DANVILLE — A $3.2 million expansion of a highspeed internet network is ready for rural underserved residents of Montour, Northumberland, Snyder, Union and Columbia counties.
On Friday, federal, state and local officials joined the economic development council DRIVE (Driving Real Innovation for a Vibrant Economy) in announcing the launch of fixed wireless broadband network that will provide high-speed internet access to rural areas across 1,750 square miles. The ribbon-cutting event was held at the Environmental Education Center at the Montour Preserve outside Danville.
“Today is the culmination of 18 months of work, but it’s really just the beginning,” said Jennifer Wakeman, executive director of DRIVE. “We’ve only begun to scratch the surface of how this wireless will be utilized. This is not a static system, it’s not all done today. It can grow, it can be expanded. It can support more users, it can support more ISPs (internet service providers), and it can meet so many more needs. I can’t wait to see where it is in five more years.”
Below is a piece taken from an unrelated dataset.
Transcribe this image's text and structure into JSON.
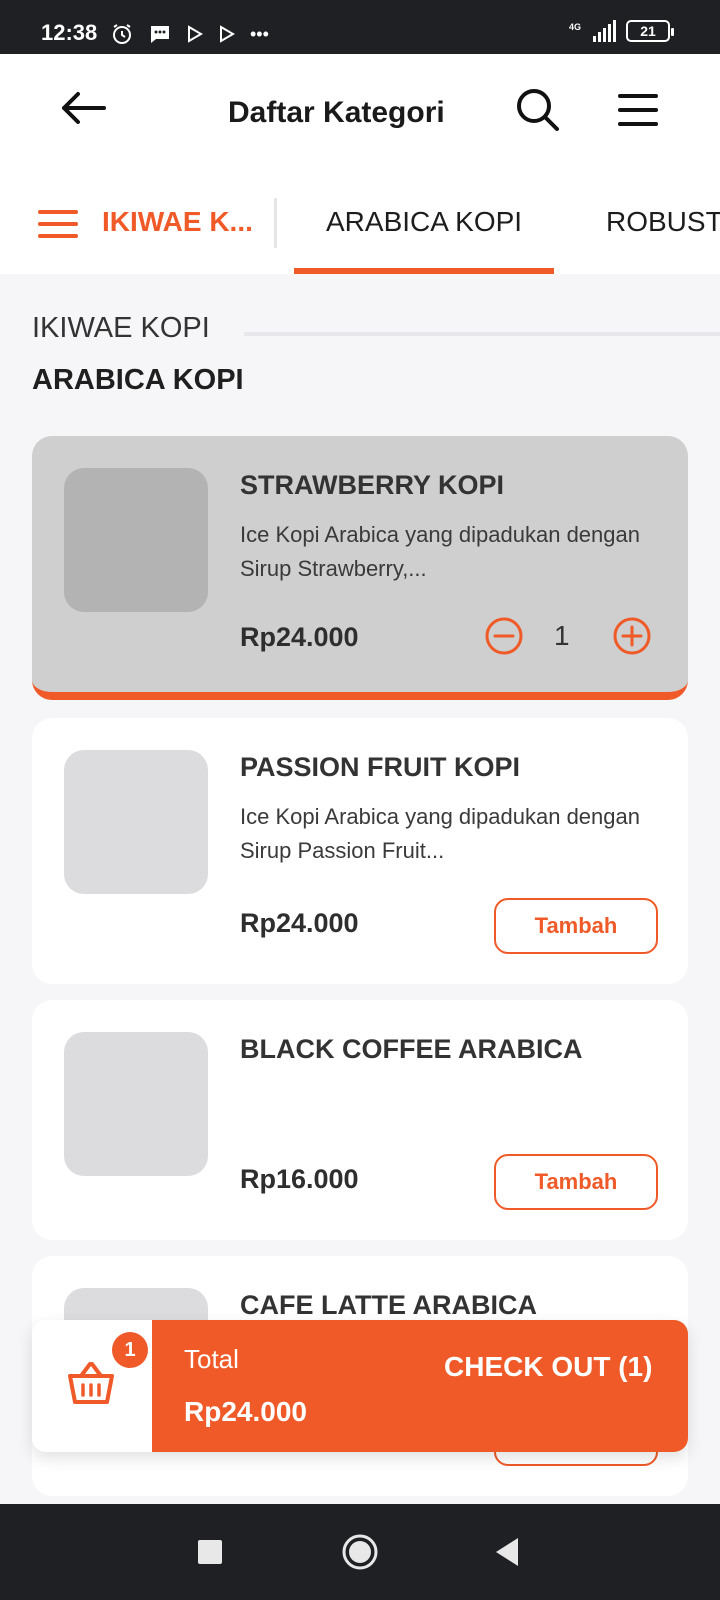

The need has been there before but the last two years of the COVID-19 pandemic have put “10 exclamations points” on the issues as people work from home and students being virtual in their houses, said state Sen. John Gordner, R-27.
“It is a start and we need to continue down this road to make sure that all of those who want these services can get the services once and for all,” said Gordner.
Sixty percent of rural or underserved residents are expected to receive service in the counties with room for expansion, said Wakeman.
Five counties used CARES funding
DRIVE, created by Columbia and Montour counties in 2015, was able to launch the current network through a public-private partnership with Geisinger, which provided a $300,000 forgivable loan to fund the project.
In 2020, spurred by the availability of CARES Act funding for broadband development, Northumberland, Snyder, and Union counties became members of DRIVE. The five counties together provided $3.2 million dollars of CARES Act funds to build out a fixed base wireless network to reach the underserved and unserved areas in the region. Northumberland County used $1 million, Columbia County used $800,000, Union and Snyder counties used $600,000 each and Montour County used $200,000.
ConxxNE, a Jessup-based company specializing in network infrastructure deployment, was awarded the contract and began the design, engineering and construction of this carrier-grade network in the fall of 2020. The project, completed last summer, added an additional 16 tower sites in targeted rural and underserved areas across the five counties.
The expansion was a collaborative effort by DRIVE, its member counties, local elected officials, private business and residents. The network utilizes a wide variety of vertical asserts from county-owned 911 towers to business rooftops to privately-owned farm silos and monopoles placed on private land.
Two internet service providers — SkyPacket Networks and Centre WISP, are now serving customers across the region using this infrastructure. The network is designed to allow future expansion to fill in coverage gaps and respond to the ever-increasing demand for broadband access.
Wakeman said customers are already signing up for the service and more are welcome to sign up. The providers will do a site assessment to determine whether a signal can be received at that location and provide a cost estimate for installing the equipment.
Keller, Mueser, others speak
The event had several dignitaries who provided comments, including U.S. Reps. Fred Keller, R-12, and Dan Meuser (R-9), Montour Area Recreation Commissioner Director Bob Stoudt and Montour County Commissioner and DRIVE Board Member Trevor Finn. It also included a video message from U.S. Sen. Bob Casey, D-Pa.
Meuser and Keller praised DRIVE and collaborators for being a model on how federal and state money should be used. The COVID-19 pandemic, they said, brought to light the need for internet access for students, health care workers, businesses and employees working from home in rural areas.
“May this be the seed that people take and plant in their communities, to make sure we deliver for all of America what is rightfully something they should expect to have every day,” said Keller. “That is good, public service and a good investment.”
Finn: Now the hard work begins
Finn said the “unique topography of rolling hills and valleys” provided challenges for microwave technology.
“We continue to seek out grants to add vertical assets to our networks while finding solutions to final hookups,” he said.
Finn said the hard work now begins.
“We now have the potential for thousands of customers on our network,” said Finn. “However, even though it seems like we were sprinting to the finish line to get this thing done — and we were — this is America. We have merely tied our running shoes.”
Finn said there is room on the network for more customers and ISPs.